**Task directions**
Every single entry that follows must be copied exactly.

App and web page records

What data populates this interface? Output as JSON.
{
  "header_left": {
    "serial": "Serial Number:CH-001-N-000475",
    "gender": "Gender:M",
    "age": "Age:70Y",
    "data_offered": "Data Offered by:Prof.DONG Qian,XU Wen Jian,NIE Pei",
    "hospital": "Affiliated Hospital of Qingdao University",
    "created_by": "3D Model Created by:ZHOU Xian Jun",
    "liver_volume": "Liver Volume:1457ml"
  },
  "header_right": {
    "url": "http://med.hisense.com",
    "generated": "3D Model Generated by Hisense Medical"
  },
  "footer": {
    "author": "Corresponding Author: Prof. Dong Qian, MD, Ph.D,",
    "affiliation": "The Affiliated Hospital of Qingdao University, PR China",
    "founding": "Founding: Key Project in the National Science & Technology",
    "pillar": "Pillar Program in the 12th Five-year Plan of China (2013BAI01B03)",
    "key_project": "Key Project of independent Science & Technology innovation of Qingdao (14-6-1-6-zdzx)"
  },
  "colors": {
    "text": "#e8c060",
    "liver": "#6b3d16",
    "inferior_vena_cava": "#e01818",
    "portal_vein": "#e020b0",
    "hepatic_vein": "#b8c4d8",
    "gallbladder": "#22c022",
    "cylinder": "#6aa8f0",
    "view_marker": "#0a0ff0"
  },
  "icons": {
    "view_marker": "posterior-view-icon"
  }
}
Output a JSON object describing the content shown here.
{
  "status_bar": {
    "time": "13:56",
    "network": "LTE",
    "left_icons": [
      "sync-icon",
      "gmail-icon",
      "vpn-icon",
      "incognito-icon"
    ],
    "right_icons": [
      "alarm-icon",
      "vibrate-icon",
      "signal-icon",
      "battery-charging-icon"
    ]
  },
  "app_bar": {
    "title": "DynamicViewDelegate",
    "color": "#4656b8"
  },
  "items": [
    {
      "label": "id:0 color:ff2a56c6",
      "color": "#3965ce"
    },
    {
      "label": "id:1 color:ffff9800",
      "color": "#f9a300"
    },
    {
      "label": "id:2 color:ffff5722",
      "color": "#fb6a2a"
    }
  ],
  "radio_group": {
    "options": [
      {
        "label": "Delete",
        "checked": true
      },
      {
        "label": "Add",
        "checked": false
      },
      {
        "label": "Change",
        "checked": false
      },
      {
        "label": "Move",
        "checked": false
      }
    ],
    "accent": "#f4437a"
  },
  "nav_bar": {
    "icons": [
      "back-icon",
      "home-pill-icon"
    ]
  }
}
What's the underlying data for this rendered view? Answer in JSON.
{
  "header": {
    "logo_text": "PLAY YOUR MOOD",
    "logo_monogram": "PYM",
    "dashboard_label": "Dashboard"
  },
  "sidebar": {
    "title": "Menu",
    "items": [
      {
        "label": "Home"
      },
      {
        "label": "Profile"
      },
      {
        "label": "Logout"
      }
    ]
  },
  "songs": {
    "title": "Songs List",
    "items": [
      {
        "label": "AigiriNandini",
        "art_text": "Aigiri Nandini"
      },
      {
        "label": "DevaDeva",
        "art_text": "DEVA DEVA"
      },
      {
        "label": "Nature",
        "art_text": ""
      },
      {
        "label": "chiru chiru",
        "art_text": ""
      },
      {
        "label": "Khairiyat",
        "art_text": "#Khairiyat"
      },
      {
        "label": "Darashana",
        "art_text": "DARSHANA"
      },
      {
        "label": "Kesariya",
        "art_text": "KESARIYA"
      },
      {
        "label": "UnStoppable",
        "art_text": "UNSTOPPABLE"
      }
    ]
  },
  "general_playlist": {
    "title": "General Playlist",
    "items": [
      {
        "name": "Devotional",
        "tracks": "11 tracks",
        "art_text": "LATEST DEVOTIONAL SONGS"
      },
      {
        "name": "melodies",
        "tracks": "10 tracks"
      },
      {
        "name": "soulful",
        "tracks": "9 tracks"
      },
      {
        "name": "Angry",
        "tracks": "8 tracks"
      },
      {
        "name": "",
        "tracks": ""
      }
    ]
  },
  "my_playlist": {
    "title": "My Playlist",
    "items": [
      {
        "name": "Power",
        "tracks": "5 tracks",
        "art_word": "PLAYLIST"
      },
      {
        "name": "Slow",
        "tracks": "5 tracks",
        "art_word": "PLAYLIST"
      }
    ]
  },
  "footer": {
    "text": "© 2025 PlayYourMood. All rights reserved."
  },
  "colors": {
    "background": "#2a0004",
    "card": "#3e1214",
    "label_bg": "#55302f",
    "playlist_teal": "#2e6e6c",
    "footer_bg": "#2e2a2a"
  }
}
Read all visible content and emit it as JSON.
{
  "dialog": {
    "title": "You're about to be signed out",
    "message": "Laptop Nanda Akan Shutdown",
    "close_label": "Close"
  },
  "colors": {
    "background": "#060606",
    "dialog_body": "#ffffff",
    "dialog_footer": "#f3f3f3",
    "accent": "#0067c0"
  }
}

**Task output**
What data populates this interface? Output as JSON.
{
  "header_left": {
    "serial": "Serial Number:CH-001-N-000475",
    "gender": "Gender:M",
    "age": "Age:70Y",
    "data_offered": "Data Offered by:Prof.DONG Qian,XU Wen Jian,NIE Pei",
    "hospital": "Affiliated Hospital of Qingdao University",
    "created_by": "3D Model Created by:ZHOU Xian Jun",
    "liver_volume": "Liver Volume:1457ml"
  },
  "header_right": {
    "url": "http://med.hisense.com",
    "generated": "3D Model Generated by Hisense Medical"
  },
  "footer": {
    "author": "Corresponding Author: Prof. Dong Qian, MD, Ph.D,",
    "affiliation": "The Affiliated Hospital of Qingdao University, PR China",
    "founding": "Founding: Key Project in the National Science & Technology",
    "pillar": "Pillar Program in the 12th Five-year Plan of China (2013BAI01B03)",
    "key_project": "Key Project of independent Science & Technology innovation of Qingdao (14-6-1-6-zdzx)"
  },
  "colors": {
    "text": "#e8c060",
    "liver": "#6b3d16",
    "inferior_vena_cava": "#e01818",
    "portal_vein": "#e020b0",
    "hepatic_vein": "#b8c4d8",
    "gallbladder": "#22c022",
    "cylinder": "#6aa8f0",
    "view_marker": "#0a0ff0"
  },
  "icons": {
    "view_marker": "posterior-view-icon"
  }
}
Output a JSON object describing the content shown here.
{
  "status_bar": {
    "time": "13:56",
    "network": "LTE",
    "left_icons": [
      "sync-icon",
      "gmail-icon",
      "vpn-icon",
      "incognito-icon"
    ],
    "right_icons": [
      "alarm-icon",
      "vibrate-icon",
      "signal-icon",
      "battery-charging-icon"
    ]
  },
  "app_bar": {
    "title": "DynamicViewDelegate",
    "color": "#4656b8"
  },
  "items": [
    {
      "label": "id:0 color:ff2a56c6",
      "color": "#3965ce"
    },
    {
      "label": "id:1 color:ffff9800",
      "color": "#f9a300"
    },
    {
      "label": "id:2 color:ffff5722",
      "color": "#fb6a2a"
    }
  ],
  "radio_group": {
    "options": [
      {
        "label": "Delete",
        "checked": true
      },
      {
        "label": "Add",
        "checked": false
      },
      {
        "label": "Change",
        "checked": false
      },
      {
        "label": "Move",
        "checked": false
      }
    ],
    "accent": "#f4437a"
  },
  "nav_bar": {
    "icons": [
      "back-icon",
      "home-pill-icon"
    ]
  }
}
What's the underlying data for this rendered view? Answer in JSON.
{
  "header": {
    "logo_text": "PLAY YOUR MOOD",
    "logo_monogram": "PYM",
    "dashboard_label": "Dashboard"
  },
  "sidebar": {
    "title": "Menu",
    "items": [
      {
        "label": "Home"
      },
      {
        "label": "Profile"
      },
      {
        "label": "Logout"
      }
    ]
  },
  "songs": {
    "title": "Songs List",
    "items": [
      {
        "label": "AigiriNandini",
        "art_text": "Aigiri Nandini"
      },
      {
        "label": "DevaDeva",
        "art_text": "DEVA DEVA"
      },
      {
        "label": "Nature",
        "art_text": ""
      },
      {
        "label": "chiru chiru",
        "art_text": ""
      },
      {
        "label": "Khairiyat",
        "art_text": "#Khairiyat"
      },
      {
        "label": "Darashana",
        "art_text": "DARSHANA"
      },
      {
        "label": "Kesariya",
        "art_text": "KESARIYA"
      },
      {
        "label": "UnStoppable",
        "art_text": "UNSTOPPABLE"
      }
    ]
  },
  "general_playlist": {
    "title": "General Playlist",
    "items": [
      {
        "name": "Devotional",
        "tracks": "11 tracks",
        "art_text": "LATEST DEVOTIONAL SONGS"
      },
      {
        "name": "melodies",
        "tracks": "10 tracks"
      },
      {
        "name": "soulful",
        "tracks": "9 tracks"
      },
      {
        "name": "Angry",
        "tracks": "8 tracks"
      },
      {
        "name": "",
        "tracks": ""
      }
    ]
  },
  "my_playlist": {
    "title": "My Playlist",
    "items": [
      {
        "name": "Power",
        "tracks": "5 tracks",
        "art_word": "PLAYLIST"
      },
      {
        "name": "Slow",
        "tracks": "5 tracks",
        "art_word": "PLAYLIST"
      }
    ]
  },
  "footer": {
    "text": "© 2025 PlayYourMood. All rights reserved."
  },
  "colors": {
    "background": "#2a0004",
    "card": "#3e1214",
    "label_bg": "#55302f",
    "playlist_teal": "#2e6e6c",
    "footer_bg": "#2e2a2a"
  }
}
Read all visible content and emit it as JSON.
{
  "dialog": {
    "title": "You're about to be signed out",
    "message": "Laptop Nanda Akan Shutdown",
    "close_label": "Close"
  },
  "colors": {
    "background": "#060606",
    "dialog_body": "#ffffff",
    "dialog_footer": "#f3f3f3",
    "accent": "#0067c0"
  }
}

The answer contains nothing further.